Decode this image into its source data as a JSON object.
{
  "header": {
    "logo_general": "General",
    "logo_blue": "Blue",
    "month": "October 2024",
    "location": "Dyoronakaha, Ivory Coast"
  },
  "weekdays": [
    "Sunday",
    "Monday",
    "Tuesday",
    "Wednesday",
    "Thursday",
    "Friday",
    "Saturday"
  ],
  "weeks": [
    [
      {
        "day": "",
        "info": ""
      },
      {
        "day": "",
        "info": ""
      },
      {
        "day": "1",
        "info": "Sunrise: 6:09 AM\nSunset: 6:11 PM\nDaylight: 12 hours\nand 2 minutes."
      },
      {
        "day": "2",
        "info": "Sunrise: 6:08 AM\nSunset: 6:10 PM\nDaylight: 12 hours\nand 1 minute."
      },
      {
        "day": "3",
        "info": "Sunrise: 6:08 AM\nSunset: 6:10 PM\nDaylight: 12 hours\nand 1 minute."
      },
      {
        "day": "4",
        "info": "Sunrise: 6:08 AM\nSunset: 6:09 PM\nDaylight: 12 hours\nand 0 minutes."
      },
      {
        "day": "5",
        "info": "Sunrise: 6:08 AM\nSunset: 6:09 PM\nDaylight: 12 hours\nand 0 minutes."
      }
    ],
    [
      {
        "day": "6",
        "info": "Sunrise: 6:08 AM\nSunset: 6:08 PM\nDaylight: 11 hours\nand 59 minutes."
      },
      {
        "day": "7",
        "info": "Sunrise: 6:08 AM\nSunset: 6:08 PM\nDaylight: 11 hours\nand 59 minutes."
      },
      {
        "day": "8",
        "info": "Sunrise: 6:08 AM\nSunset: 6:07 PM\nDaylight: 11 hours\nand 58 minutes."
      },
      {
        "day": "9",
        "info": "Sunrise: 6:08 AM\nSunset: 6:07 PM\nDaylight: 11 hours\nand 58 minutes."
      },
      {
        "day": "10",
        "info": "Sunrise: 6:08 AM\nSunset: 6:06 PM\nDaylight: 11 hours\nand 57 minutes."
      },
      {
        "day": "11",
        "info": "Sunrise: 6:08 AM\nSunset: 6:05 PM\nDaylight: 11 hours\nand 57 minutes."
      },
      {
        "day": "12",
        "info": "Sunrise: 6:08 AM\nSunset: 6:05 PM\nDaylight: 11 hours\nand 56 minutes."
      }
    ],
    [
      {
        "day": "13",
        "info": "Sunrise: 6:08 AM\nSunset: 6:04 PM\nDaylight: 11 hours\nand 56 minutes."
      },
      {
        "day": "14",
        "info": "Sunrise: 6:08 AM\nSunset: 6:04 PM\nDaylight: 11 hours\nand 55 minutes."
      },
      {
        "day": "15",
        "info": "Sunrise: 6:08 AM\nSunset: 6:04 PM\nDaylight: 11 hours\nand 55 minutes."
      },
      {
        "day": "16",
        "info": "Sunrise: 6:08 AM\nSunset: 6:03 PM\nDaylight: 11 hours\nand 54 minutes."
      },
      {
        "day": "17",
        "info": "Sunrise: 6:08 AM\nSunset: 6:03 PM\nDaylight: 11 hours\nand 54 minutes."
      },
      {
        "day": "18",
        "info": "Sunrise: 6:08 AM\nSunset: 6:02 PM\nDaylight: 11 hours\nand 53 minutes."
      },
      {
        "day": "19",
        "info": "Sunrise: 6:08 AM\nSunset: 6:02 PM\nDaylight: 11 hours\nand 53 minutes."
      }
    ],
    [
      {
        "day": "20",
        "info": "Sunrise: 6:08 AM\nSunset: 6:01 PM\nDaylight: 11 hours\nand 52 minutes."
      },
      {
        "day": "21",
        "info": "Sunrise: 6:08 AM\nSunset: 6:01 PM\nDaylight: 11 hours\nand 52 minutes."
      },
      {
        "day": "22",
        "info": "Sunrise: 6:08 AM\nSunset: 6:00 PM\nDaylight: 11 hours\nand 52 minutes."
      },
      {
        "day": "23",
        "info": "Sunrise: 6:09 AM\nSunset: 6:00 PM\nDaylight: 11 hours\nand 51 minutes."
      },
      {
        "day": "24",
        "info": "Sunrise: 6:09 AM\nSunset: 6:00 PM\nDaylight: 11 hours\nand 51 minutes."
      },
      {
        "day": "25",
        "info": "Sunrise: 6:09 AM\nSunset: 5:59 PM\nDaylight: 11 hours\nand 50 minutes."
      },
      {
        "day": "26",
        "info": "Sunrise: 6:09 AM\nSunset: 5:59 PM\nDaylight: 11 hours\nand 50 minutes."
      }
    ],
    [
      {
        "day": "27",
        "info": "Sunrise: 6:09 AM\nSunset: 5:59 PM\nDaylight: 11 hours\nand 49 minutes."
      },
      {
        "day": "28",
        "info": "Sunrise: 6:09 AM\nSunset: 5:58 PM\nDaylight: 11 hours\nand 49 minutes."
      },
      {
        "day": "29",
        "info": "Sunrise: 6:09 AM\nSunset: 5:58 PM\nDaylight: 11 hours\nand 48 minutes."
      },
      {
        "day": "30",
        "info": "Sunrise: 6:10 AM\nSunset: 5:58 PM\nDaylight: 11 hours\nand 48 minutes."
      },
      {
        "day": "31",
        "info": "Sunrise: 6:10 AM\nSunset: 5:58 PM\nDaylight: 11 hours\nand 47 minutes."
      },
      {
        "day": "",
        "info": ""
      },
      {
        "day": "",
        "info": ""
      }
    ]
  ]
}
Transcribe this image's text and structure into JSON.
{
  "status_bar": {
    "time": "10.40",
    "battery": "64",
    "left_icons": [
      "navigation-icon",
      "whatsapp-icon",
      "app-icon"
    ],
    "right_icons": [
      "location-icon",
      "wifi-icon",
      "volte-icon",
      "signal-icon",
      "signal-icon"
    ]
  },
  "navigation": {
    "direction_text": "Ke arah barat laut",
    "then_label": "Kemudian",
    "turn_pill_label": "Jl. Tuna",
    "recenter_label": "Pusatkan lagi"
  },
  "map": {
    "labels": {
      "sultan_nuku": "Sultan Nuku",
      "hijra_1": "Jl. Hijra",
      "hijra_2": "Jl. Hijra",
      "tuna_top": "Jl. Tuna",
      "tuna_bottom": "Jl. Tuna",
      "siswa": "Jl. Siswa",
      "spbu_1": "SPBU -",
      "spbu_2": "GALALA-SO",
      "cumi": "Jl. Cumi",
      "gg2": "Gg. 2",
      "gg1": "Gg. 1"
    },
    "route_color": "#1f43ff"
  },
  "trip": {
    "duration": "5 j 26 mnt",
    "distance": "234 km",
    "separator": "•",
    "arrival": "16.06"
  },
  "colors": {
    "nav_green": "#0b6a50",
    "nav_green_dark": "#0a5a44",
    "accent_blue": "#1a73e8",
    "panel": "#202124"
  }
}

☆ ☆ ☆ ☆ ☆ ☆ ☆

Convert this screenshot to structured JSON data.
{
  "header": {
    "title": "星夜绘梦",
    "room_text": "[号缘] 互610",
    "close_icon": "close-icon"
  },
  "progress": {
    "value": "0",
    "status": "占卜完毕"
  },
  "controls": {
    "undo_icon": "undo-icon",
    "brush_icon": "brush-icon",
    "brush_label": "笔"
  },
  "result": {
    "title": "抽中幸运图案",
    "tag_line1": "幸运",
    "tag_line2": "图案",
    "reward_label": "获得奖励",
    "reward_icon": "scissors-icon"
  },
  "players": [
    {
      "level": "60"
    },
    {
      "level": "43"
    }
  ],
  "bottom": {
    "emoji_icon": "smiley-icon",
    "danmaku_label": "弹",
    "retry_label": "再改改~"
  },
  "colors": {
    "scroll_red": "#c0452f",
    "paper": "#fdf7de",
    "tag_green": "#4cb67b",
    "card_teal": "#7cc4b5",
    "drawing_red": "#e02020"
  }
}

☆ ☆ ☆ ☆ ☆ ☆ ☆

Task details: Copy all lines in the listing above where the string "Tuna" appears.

Response for this exercise:
    "turn_pill_label": "Jl. Tuna",
      "tuna_top": "Jl. Tuna",
      "tuna_bottom": "Jl. Tuna",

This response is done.